A radical new theory about how emotions are housed in the brains of left-handed people shows that existing mental health treatments could actually be doing more harm than good.
Those of you who are left-handed will be all too familiar with the many instances where you are forced to use devices designed for right-handed users, such as a pair of scissors or even a guitar.
Now, new research suggests that a type of electrical stimulation treatment – used on both right-handed and left-handed people since the 1970s – for mental health reasons could actually be harmful to the latter because the previous studies it is based on were carried out almost exclusively on right-handed people.
The original studies suggested that each of the brain’s hemispheres is home to a specific type of emotion. They posited that the left hemisphere is linked to emotions approaching and engaging with the world, such as happiness, pride and anger; meanwhile, emotions associated with avoidance – such as anger and disgust – harbour in the right hemisphere.

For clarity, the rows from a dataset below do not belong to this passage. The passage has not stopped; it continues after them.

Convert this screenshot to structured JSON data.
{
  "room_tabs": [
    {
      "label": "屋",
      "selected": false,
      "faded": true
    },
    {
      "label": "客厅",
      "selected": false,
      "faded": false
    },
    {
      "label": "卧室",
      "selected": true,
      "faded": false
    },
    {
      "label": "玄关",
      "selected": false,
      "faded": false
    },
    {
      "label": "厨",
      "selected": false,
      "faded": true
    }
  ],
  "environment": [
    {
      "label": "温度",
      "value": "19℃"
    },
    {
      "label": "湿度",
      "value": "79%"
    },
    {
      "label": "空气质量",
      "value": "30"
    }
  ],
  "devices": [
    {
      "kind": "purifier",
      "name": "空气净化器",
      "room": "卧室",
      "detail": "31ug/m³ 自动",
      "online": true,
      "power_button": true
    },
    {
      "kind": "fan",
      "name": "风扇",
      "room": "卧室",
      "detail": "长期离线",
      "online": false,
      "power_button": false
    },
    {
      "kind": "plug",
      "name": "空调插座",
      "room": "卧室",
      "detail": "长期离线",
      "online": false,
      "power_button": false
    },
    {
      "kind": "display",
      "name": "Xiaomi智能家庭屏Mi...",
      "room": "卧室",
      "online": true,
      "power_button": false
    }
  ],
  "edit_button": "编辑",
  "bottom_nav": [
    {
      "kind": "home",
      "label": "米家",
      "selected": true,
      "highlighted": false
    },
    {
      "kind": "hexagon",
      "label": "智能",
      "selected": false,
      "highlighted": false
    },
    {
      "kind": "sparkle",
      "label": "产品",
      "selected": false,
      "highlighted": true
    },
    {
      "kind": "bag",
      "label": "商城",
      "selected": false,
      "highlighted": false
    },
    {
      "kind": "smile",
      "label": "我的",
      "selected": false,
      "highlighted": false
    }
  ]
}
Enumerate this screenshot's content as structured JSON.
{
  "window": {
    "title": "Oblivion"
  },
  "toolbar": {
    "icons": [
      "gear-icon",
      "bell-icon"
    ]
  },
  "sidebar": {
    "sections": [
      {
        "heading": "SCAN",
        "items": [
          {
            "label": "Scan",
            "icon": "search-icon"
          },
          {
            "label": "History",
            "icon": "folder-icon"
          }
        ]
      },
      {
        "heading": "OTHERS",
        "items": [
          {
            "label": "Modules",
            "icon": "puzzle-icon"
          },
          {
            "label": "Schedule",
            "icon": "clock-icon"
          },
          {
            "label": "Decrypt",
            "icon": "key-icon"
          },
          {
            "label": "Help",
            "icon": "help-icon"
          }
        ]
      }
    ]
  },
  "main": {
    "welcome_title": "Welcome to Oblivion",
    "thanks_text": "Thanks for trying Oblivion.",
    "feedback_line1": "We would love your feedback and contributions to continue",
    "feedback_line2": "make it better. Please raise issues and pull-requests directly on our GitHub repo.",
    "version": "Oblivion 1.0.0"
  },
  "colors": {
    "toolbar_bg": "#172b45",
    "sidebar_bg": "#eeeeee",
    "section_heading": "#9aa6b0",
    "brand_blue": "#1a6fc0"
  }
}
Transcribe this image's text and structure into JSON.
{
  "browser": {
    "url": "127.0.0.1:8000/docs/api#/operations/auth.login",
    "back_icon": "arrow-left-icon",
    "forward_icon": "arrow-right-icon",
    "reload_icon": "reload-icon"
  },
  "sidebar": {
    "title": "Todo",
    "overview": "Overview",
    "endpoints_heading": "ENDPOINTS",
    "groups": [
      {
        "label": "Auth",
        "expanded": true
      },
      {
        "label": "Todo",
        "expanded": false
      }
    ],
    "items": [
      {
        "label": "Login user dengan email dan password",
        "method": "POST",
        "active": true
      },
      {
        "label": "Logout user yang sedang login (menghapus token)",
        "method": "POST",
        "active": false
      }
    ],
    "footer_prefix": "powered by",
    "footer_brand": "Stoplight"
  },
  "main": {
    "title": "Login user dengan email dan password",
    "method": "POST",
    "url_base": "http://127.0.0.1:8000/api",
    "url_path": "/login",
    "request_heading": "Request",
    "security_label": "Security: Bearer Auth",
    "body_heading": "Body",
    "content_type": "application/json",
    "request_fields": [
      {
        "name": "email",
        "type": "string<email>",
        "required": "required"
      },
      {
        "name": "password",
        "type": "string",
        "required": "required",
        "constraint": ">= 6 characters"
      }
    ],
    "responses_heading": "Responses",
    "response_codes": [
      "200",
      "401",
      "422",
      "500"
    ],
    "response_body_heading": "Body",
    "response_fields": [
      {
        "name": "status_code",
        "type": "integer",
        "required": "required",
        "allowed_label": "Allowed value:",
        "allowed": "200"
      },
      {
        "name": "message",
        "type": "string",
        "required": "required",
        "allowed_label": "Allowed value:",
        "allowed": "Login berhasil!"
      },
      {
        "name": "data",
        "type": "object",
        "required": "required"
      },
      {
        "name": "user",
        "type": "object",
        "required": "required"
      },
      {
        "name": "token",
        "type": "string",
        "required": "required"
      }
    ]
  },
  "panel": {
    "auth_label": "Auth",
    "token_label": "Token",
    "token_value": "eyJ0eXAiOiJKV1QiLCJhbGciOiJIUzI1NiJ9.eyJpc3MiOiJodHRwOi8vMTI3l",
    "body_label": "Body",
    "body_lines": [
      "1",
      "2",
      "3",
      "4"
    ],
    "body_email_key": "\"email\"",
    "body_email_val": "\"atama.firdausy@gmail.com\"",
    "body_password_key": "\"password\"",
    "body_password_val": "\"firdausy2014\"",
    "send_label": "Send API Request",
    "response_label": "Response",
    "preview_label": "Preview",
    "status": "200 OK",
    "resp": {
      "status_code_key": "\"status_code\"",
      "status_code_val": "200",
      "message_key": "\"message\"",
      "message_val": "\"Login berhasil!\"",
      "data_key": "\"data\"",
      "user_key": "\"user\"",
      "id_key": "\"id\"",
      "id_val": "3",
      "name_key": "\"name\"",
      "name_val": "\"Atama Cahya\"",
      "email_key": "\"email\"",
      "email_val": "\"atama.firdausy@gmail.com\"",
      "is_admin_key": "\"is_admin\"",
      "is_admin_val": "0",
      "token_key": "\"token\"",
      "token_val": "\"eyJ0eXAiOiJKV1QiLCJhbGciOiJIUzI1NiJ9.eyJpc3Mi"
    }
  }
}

This has fundamentally skewed our understanding of how emotions are housed in the brain, and now a paper published in Philosophical Transactions of the Royal Society B: Biological Sciences by a team of researchers from Cornell University proposes a new, radical theory.
Daniel Casasanto and his team suggest that the longstanding model is actually reversed in left-handed people, with alertness and determination housed in the right side of their brains.
Additionally, the location of a person’s neural systems for emotion depends on whether they are left-handed, right-handed or somewhere in between.
The ‘sword and shield hypothesis’
Calling it the ‘sword and shield hypothesis’ after the way knights of old would use their strong hand to hold their sword and the weaker one to hold their shield, approach emotions depend on the hemisphere of the brain that controls the dominant ‘sword’ hand, and avoidance emotions on the hemisphere that controls the non-dominant ‘shield’ hand.
If true, these findings have major implications for neural therapy treatment – which involves mild electrical or magnetic stimulation to the left side of the brain – as it means it would be damaging to left-handed patients, decreasing life-affirming approach emotions.
“Because many people are neither strongly right- nor left-handed, the stimulation won’t make any difference for them, because their approach emotions are distributed across both hemispheres,” Casasanto said.
“This suggests strong righties should get the normal treatment, but they make up only 50pc of the population. Strong lefties should get the opposite treatment, and people in the middle shouldn’t get the treatment at all.”
The team stressed, however, that these findings have only been based on healthy patients, and that further clinical research will be needed.